Bo Cleveland’s career is devoted to understanding differences in the impact of environments on peoples’ experiences and behaviors. An underlying assumption of his work is that experiences, such as those within families and friendships, act together with individuals’ characteristics to shape developmental outcomes, such as substance use and abuse as well as the impact of these behaviors on people’s lives. He focuses on two key areas. First, he works on gene environment interactions impacting initiation and escalation of substance use among adolescents. My primary research project in this area is the genetic extension of the PROSPER project. This research project, referred to as gPROSPER, examines whether and how the impacts of substance use interventions and family and peer experiences vary across adolescents based on their genetics. Second, I focus on understanding within-person processes that underlie relapse and recovery from substance abuse. My projects in this area began with research on daily processes of social support among individuals in stable recovery and continue with work using smart phones to collect momentary data on mood and cravings experienced by opiate addicts in treatment.

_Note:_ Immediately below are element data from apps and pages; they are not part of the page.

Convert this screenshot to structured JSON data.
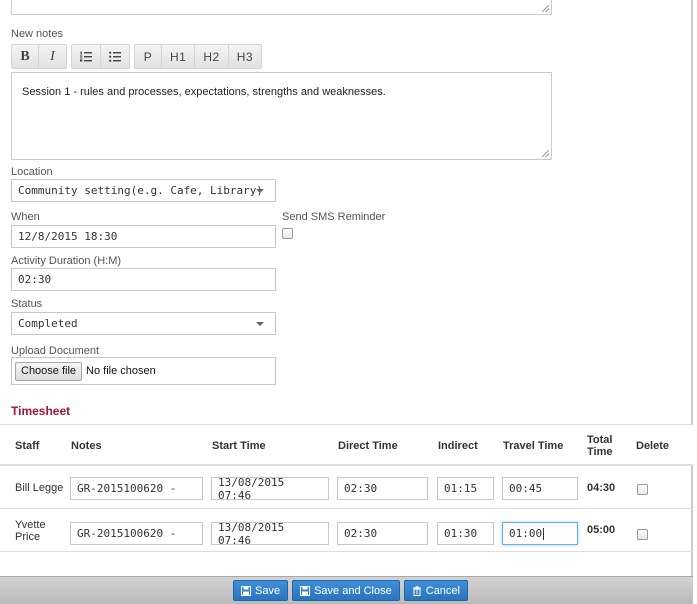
{
  "notes": {
    "label": "New notes",
    "toolbar": {
      "bold": "B",
      "italic": "I",
      "ordered_list_icon": "☰",
      "unordered_list_icon": "☷",
      "paragraph": "P",
      "h1": "H1",
      "h2": "H2",
      "h3": "H3"
    },
    "content": "Session 1 - rules and processes, expectations, strengths and weaknesses."
  },
  "location": {
    "label": "Location",
    "value": "Community setting(e.g. Cafe, Library)"
  },
  "when": {
    "label": "When",
    "value": "12/8/2015 18:30"
  },
  "sms": {
    "label": "Send SMS Reminder"
  },
  "duration": {
    "label": "Activity Duration (H:M)",
    "value": "02:30"
  },
  "status": {
    "label": "Status",
    "value": "Completed"
  },
  "upload": {
    "label": "Upload Document",
    "button": "Choose file",
    "status": "No file chosen"
  },
  "timesheet": {
    "title": "Timesheet",
    "headers": {
      "staff": "Staff",
      "notes": "Notes",
      "start": "Start Time",
      "direct": "Direct Time",
      "indirect": "Indirect",
      "travel": "Travel Time",
      "total_line1": "Total",
      "total_line2": "Time",
      "delete": "Delete"
    },
    "rows": [
      {
        "staff_line1": "Bill Legge",
        "staff_line2": "",
        "notes": "GR-2015100620 -",
        "start": "13/08/2015 07:46",
        "direct": "02:30",
        "indirect": "01:15",
        "travel": "00:45",
        "total": "04:30"
      },
      {
        "staff_line1": "Yvette",
        "staff_line2": "Price",
        "notes": "GR-2015100620 -",
        "start": "13/08/2015 07:46",
        "direct": "02:30",
        "indirect": "01:30",
        "travel": "01:00",
        "total": "05:00"
      }
    ]
  },
  "footer": {
    "save": "Save",
    "save_close": "Save and Close",
    "cancel": "Cancel",
    "save_icon": "floppy-disk-icon",
    "cancel_icon": "trash-icon",
    "accent": "#2a74bd"
  }
}
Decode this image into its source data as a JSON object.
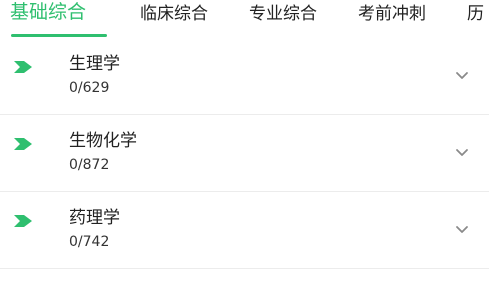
{
  "tabs": [
    {
      "label": "基础综合",
      "active": true
    },
    {
      "label": "临床综合",
      "active": false
    },
    {
      "label": "专业综合",
      "active": false
    },
    {
      "label": "考前冲刺",
      "active": false
    },
    {
      "label": "历",
      "active": false
    }
  ],
  "items": [
    {
      "title": "生理学",
      "progress": "0/629",
      "marker_icon": "chevron-right-marker-icon",
      "expand_icon": "chevron-down-icon"
    },
    {
      "title": "生物化学",
      "progress": "0/872",
      "marker_icon": "chevron-right-marker-icon",
      "expand_icon": "chevron-down-icon"
    },
    {
      "title": "药理学",
      "progress": "0/742",
      "marker_icon": "chevron-right-marker-icon",
      "expand_icon": "chevron-down-icon"
    }
  ],
  "colors": {
    "accent": "#2fbf6f",
    "text": "#222222",
    "divider": "#ececec",
    "chevron": "#8a8a8a"
  }
}
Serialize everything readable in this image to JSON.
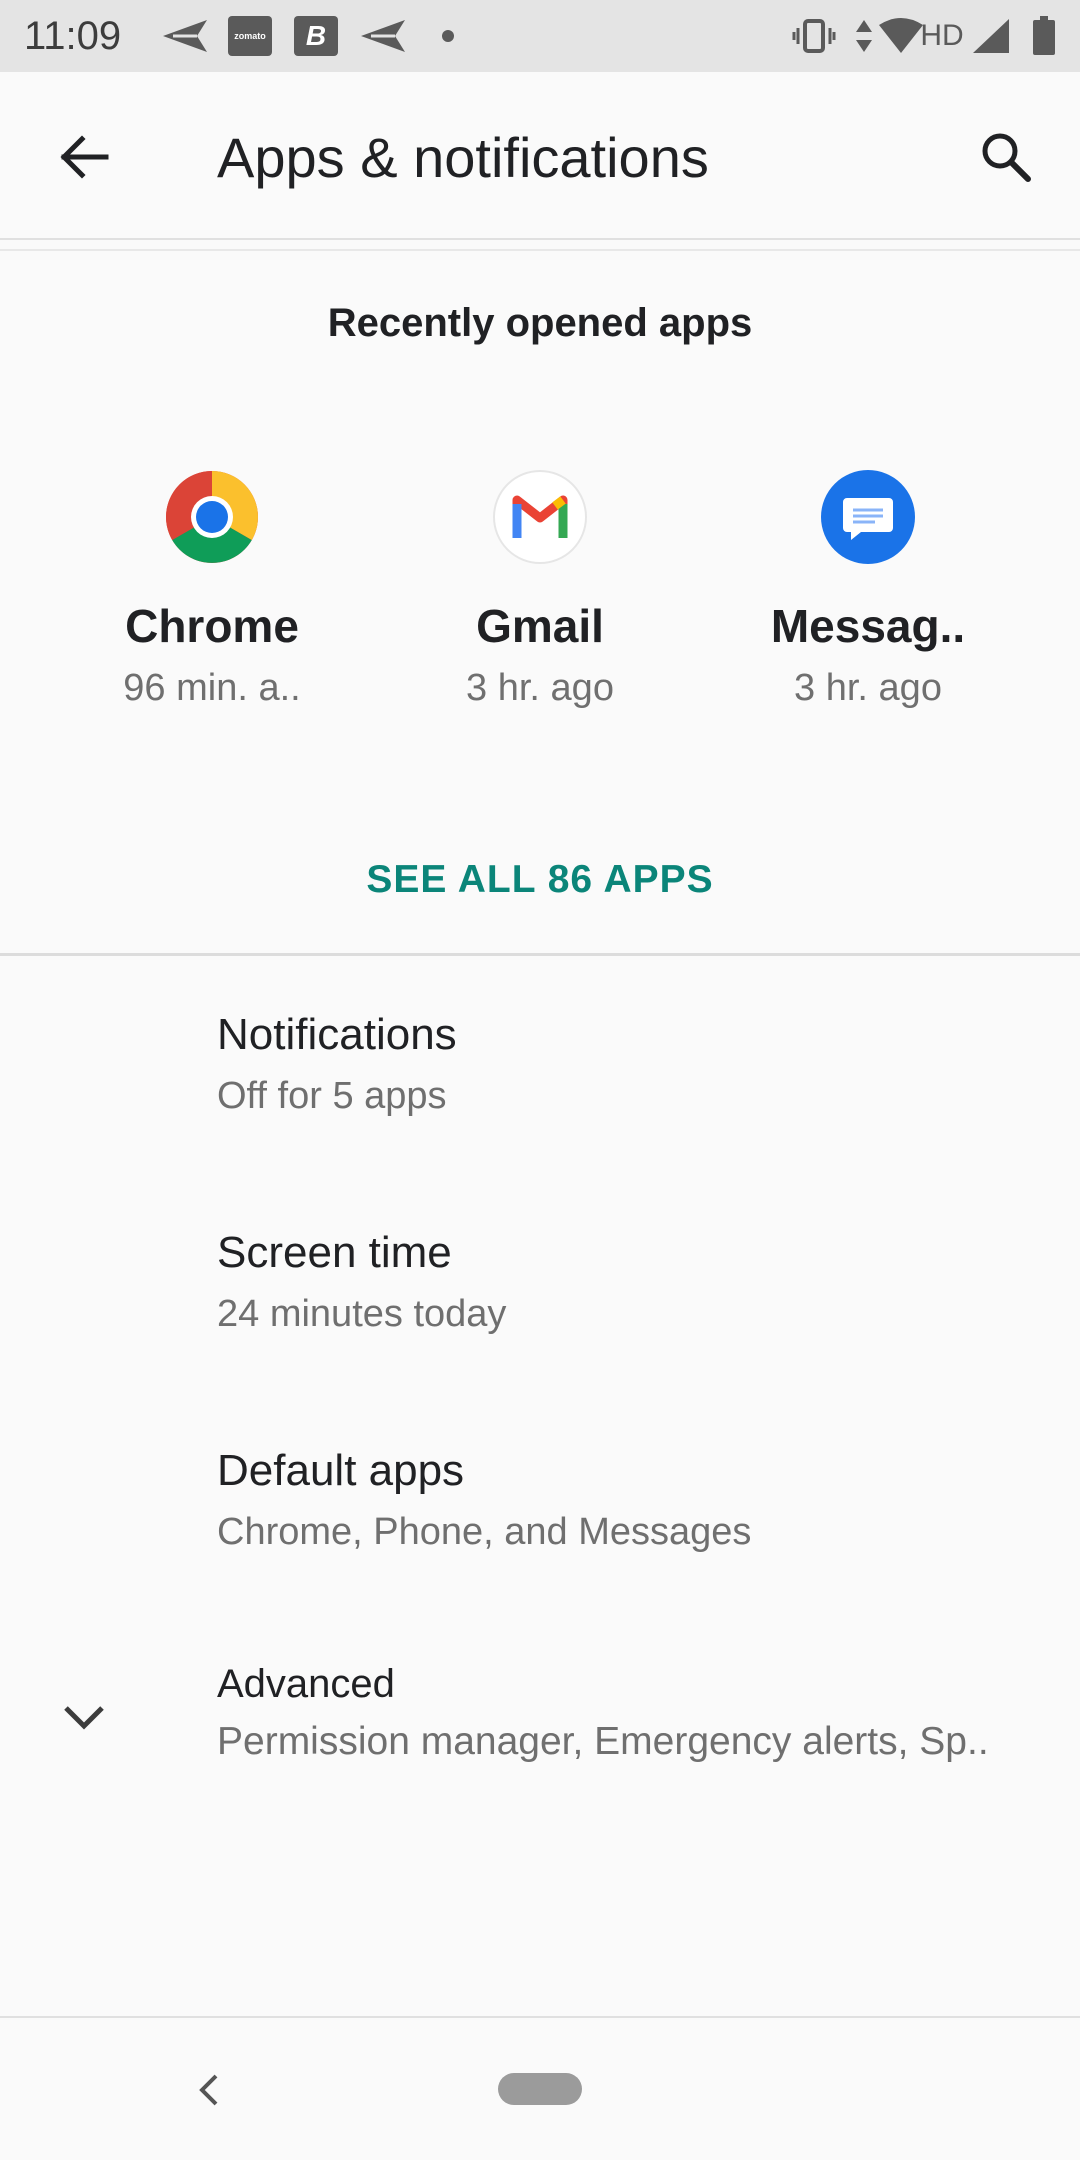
{
  "status_bar": {
    "time": "11:09",
    "zomato_label": "zomato",
    "b_label": "B",
    "network_label": "HD",
    "icons": [
      "send-icon",
      "zomato-icon",
      "b-app-icon",
      "send-icon",
      "dot-icon",
      "vibrate-icon",
      "data-arrows-icon",
      "wifi-icon",
      "signal-icon",
      "battery-icon"
    ]
  },
  "toolbar": {
    "title": "Apps & notifications",
    "back_icon": "arrow-back-icon",
    "search_icon": "search-icon"
  },
  "recent": {
    "title": "Recently opened apps",
    "apps": [
      {
        "name": "Chrome",
        "time": "96 min. a..",
        "icon": "chrome-icon"
      },
      {
        "name": "Gmail",
        "time": "3 hr. ago",
        "icon": "gmail-icon"
      },
      {
        "name": "Messag..",
        "time": "3 hr. ago",
        "icon": "messages-icon"
      }
    ],
    "see_all": "SEE ALL 86 APPS"
  },
  "list": {
    "items": [
      {
        "title": "Notifications",
        "subtitle": "Off for 5 apps"
      },
      {
        "title": "Screen time",
        "subtitle": "24 minutes today"
      },
      {
        "title": "Default apps",
        "subtitle": "Chrome, Phone, and Messages"
      },
      {
        "title": "Advanced",
        "subtitle": "Permission manager, Emergency alerts, Sp..",
        "icon": "chevron-down-icon"
      }
    ]
  },
  "nav_bar": {
    "back_icon": "nav-back-icon",
    "home_icon": "nav-home-pill"
  },
  "colors": {
    "accent": "#0b8579",
    "status_bar_bg": "#e4e4e4",
    "background": "#fafafa",
    "messages_blue": "#1a73e8"
  }
}
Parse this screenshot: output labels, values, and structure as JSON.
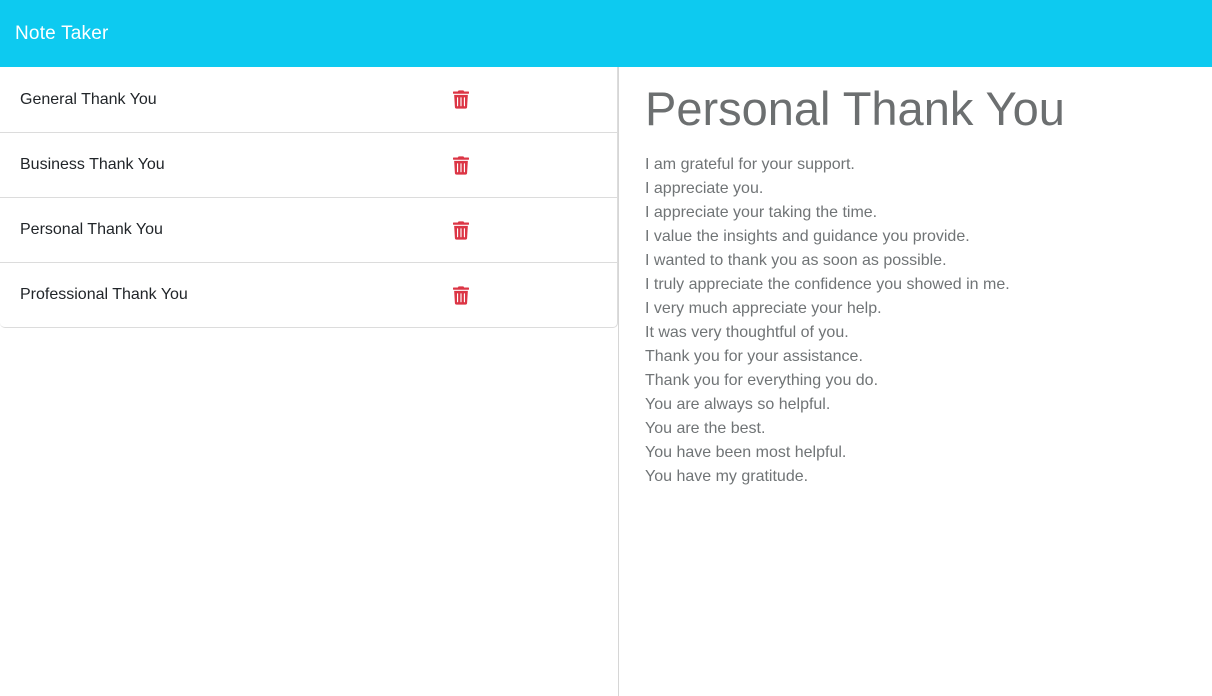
{
  "navbar": {
    "brand": "Note Taker"
  },
  "colors": {
    "navbar_bg": "#0dcaf0",
    "delete_icon": "#dc3545"
  },
  "notes": [
    {
      "title": "General Thank You",
      "icon": "trash-icon"
    },
    {
      "title": "Business Thank You",
      "icon": "trash-icon"
    },
    {
      "title": "Personal Thank You",
      "icon": "trash-icon"
    },
    {
      "title": "Professional Thank You",
      "icon": "trash-icon"
    }
  ],
  "active_note": {
    "title": "Personal Thank You",
    "lines": [
      "I am grateful for your support.",
      "I appreciate you.",
      "I appreciate your taking the time.",
      "I value the insights and guidance you provide.",
      "I wanted to thank you as soon as possible.",
      "I truly appreciate the confidence you showed in me.",
      "I very much appreciate your help.",
      "It was very thoughtful of you.",
      "Thank you for your assistance.",
      "Thank you for everything you do.",
      "You are always so helpful.",
      "You are the best.",
      "You have been most helpful.",
      "You have my gratitude."
    ]
  }
}
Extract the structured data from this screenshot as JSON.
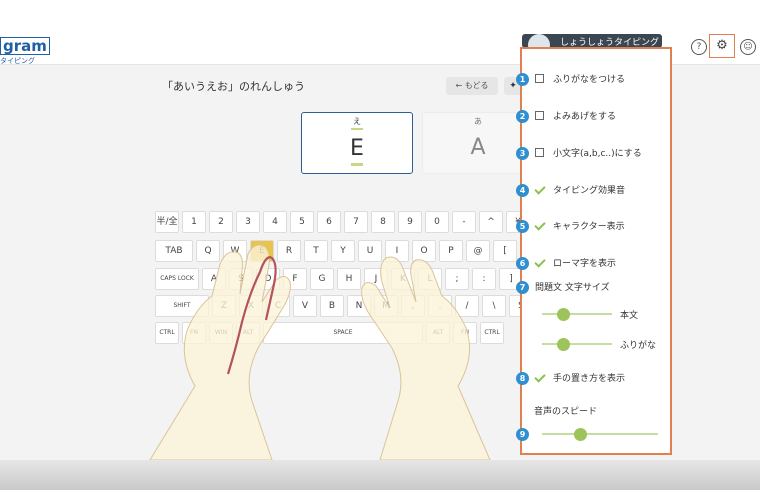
{
  "header": {
    "logo_text": "gram",
    "logo_sub": "タイピング",
    "user_name": "しょうしょうタイピング",
    "help_icon": "question-circle-icon",
    "settings_icon": "gear-icon",
    "account_icon": "user-circle-icon"
  },
  "lesson": {
    "title": "「あいうえお」のれんしゅう",
    "back_label": "← もどる",
    "hint_icon": "lightbulb-icon"
  },
  "cards": {
    "current": {
      "kana": "え",
      "romaji": "E"
    },
    "next": {
      "kana": "あ",
      "romaji": "A"
    }
  },
  "keyboard": {
    "rows": [
      [
        "半/全",
        "1",
        "2",
        "3",
        "4",
        "5",
        "6",
        "7",
        "8",
        "9",
        "0",
        "-",
        "^",
        "¥"
      ],
      [
        "TAB",
        "Q",
        "W",
        "E",
        "R",
        "T",
        "Y",
        "U",
        "I",
        "O",
        "P",
        "@",
        "["
      ],
      [
        "CAPS LOCK",
        "A",
        "S",
        "D",
        "F",
        "G",
        "H",
        "J",
        "K",
        "L",
        ";",
        ":",
        "]"
      ],
      [
        "SHIFT",
        "Z",
        "X",
        "C",
        "V",
        "B",
        "N",
        "M",
        ",",
        ".",
        "/",
        "\\",
        "S"
      ],
      [
        "CTRL",
        "FN",
        "WIN",
        "ALT",
        "SPACE",
        "ALT",
        "FN",
        "CTRL"
      ]
    ],
    "highlight": "E",
    "highlight_color": "#e9c44a"
  },
  "settings": {
    "items": [
      {
        "num": "1",
        "label": "ふりがなをつける",
        "checked": false
      },
      {
        "num": "2",
        "label": "よみあげをする",
        "checked": false
      },
      {
        "num": "3",
        "label": "小文字(a,b,c..)にする",
        "checked": false
      },
      {
        "num": "4",
        "label": "タイピング効果音",
        "checked": true
      },
      {
        "num": "5",
        "label": "キャラクター表示",
        "checked": true
      },
      {
        "num": "6",
        "label": "ローマ字を表示",
        "checked": true
      }
    ],
    "size_section": {
      "num": "7",
      "label": "問題文 文字サイズ",
      "main_label": "本文",
      "main_value": 0.3,
      "furigana_label": "ふりがな",
      "furigana_value": 0.3
    },
    "hands": {
      "num": "8",
      "label": "手の置き方を表示",
      "checked": true
    },
    "speed_section": {
      "num": "9",
      "label": "音声のスピード",
      "value": 0.33
    },
    "accent_color": "#e07f4f",
    "badge_color": "#2f8fd0",
    "check_color": "#8cc04f"
  }
}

Going forward my goal is to leverage the methodological resources at Penn State to inform and hopefully build interventions to help addicted individuals build and sustain recovery.
Developmental Gene x Environment Interaction Research; Applying intensive Longitudial Designs to at-risk Populations
- B.A., 1988, Political Science, St. Mary's College of Maryland
- J.D., 1991, Boston College Law School
- Ph.D., 1998, Family Studies and Human Development, University of Arizona